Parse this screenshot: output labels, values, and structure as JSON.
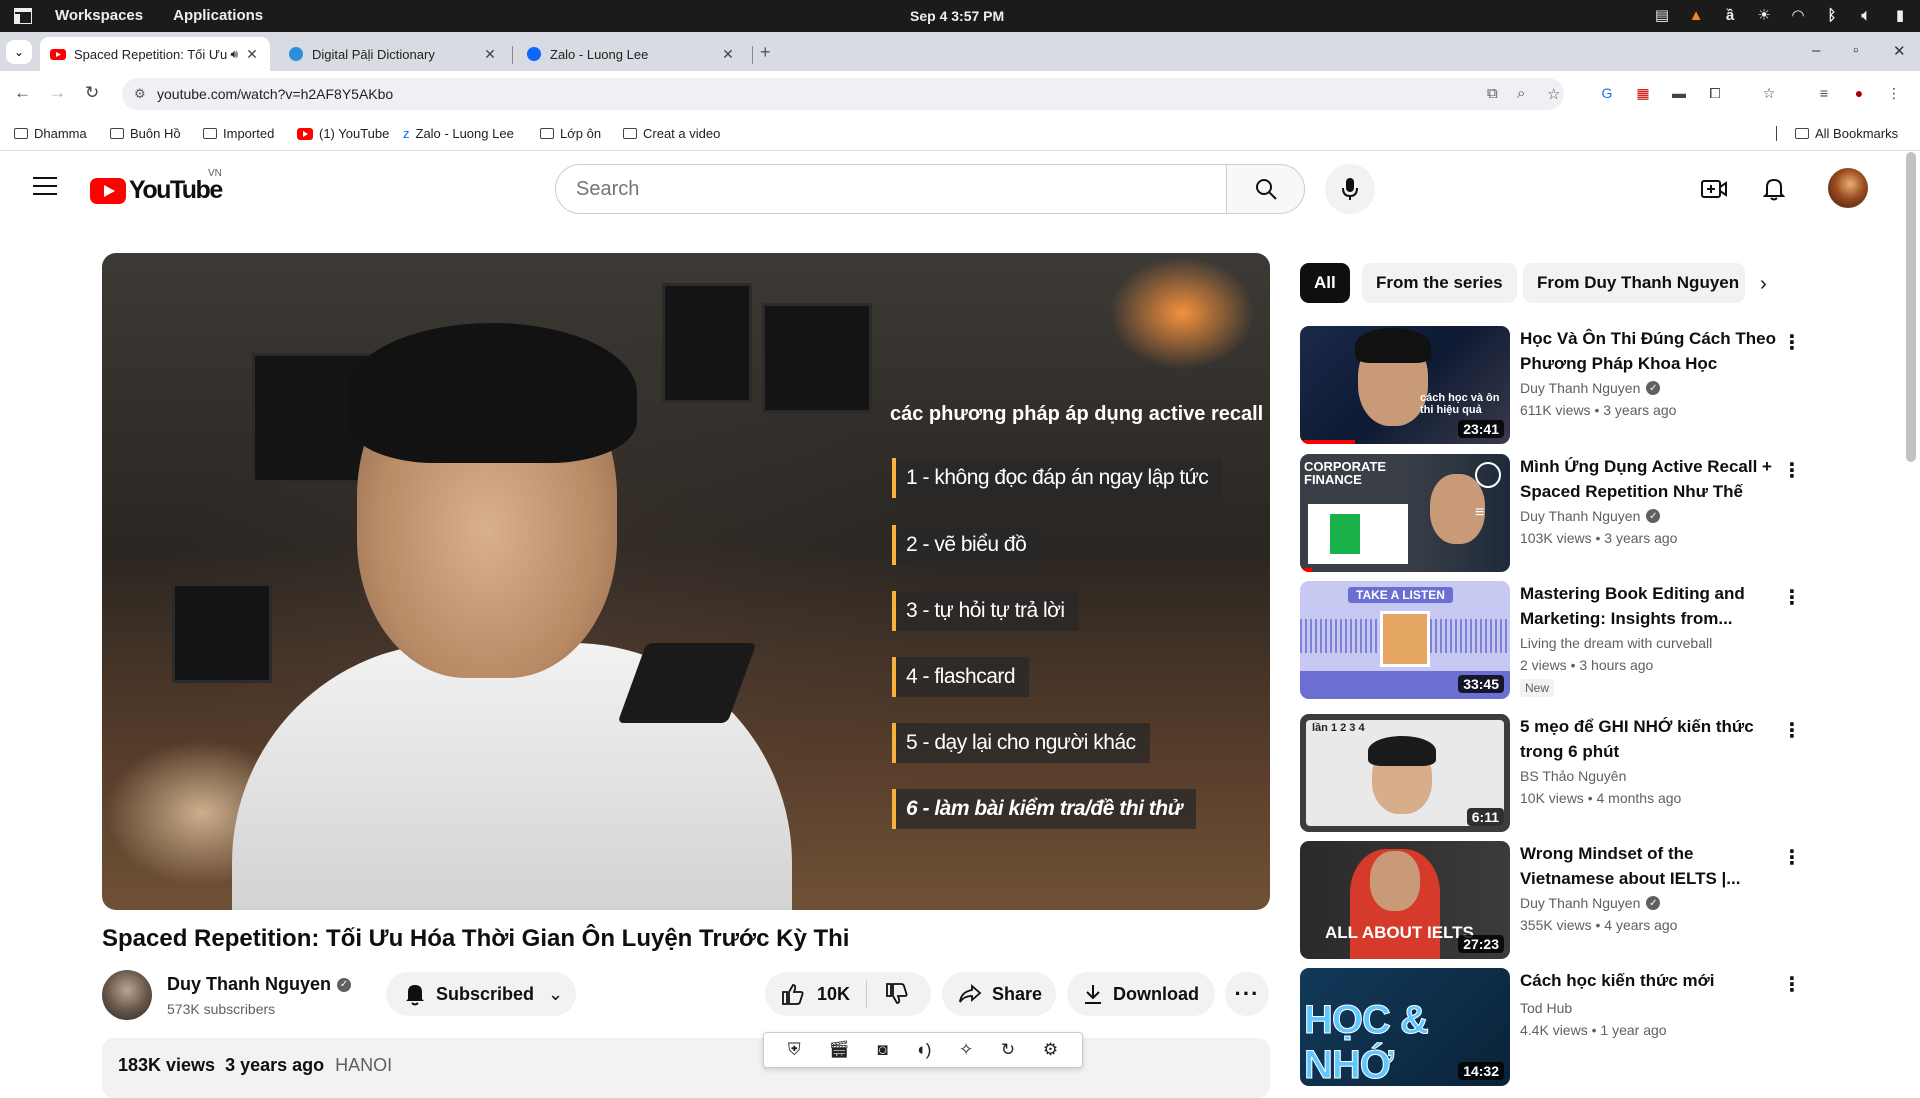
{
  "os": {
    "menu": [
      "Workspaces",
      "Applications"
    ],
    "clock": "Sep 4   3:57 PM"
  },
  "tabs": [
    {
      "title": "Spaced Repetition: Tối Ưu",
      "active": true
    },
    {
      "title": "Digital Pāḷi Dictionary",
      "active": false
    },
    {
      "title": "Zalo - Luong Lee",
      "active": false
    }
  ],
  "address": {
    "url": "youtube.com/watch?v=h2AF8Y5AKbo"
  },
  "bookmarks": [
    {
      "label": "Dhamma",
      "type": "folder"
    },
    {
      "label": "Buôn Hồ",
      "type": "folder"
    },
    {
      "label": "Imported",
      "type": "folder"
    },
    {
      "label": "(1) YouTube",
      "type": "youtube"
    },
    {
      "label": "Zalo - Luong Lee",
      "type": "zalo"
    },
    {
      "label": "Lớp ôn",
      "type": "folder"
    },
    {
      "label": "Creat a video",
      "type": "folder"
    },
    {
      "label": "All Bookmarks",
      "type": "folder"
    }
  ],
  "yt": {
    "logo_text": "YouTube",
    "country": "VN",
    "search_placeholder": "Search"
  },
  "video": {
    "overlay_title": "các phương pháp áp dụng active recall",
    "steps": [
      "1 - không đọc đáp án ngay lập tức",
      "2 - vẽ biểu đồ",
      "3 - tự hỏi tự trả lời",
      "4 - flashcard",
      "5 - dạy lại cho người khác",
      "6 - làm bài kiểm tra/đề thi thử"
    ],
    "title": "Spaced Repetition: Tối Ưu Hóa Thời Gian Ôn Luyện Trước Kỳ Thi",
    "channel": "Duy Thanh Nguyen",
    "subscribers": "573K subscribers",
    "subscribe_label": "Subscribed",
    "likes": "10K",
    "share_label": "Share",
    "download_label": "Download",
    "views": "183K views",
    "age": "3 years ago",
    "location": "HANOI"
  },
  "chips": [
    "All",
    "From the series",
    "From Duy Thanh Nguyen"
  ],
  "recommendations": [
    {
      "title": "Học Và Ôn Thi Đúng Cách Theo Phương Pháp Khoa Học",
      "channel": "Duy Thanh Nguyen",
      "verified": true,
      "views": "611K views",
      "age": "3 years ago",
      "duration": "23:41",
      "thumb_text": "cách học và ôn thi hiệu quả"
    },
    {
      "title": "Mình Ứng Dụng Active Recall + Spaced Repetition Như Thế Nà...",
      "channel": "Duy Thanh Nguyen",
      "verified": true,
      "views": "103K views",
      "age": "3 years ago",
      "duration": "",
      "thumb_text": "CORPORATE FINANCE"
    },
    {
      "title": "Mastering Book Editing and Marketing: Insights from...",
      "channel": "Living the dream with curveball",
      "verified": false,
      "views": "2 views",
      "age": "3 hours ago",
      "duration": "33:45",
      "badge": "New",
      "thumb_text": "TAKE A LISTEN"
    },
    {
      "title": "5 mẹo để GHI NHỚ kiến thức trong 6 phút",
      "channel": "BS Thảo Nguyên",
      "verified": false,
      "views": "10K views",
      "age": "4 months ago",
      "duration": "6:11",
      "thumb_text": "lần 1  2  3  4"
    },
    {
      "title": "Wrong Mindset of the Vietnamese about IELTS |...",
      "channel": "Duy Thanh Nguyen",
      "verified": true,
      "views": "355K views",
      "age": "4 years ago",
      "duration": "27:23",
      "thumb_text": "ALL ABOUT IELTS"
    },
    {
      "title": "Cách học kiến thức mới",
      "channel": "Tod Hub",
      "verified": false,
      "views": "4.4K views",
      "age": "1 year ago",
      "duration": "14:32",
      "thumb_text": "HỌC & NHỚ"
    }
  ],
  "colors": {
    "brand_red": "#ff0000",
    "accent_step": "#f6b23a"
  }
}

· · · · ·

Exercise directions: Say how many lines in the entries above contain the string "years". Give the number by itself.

Task result: 4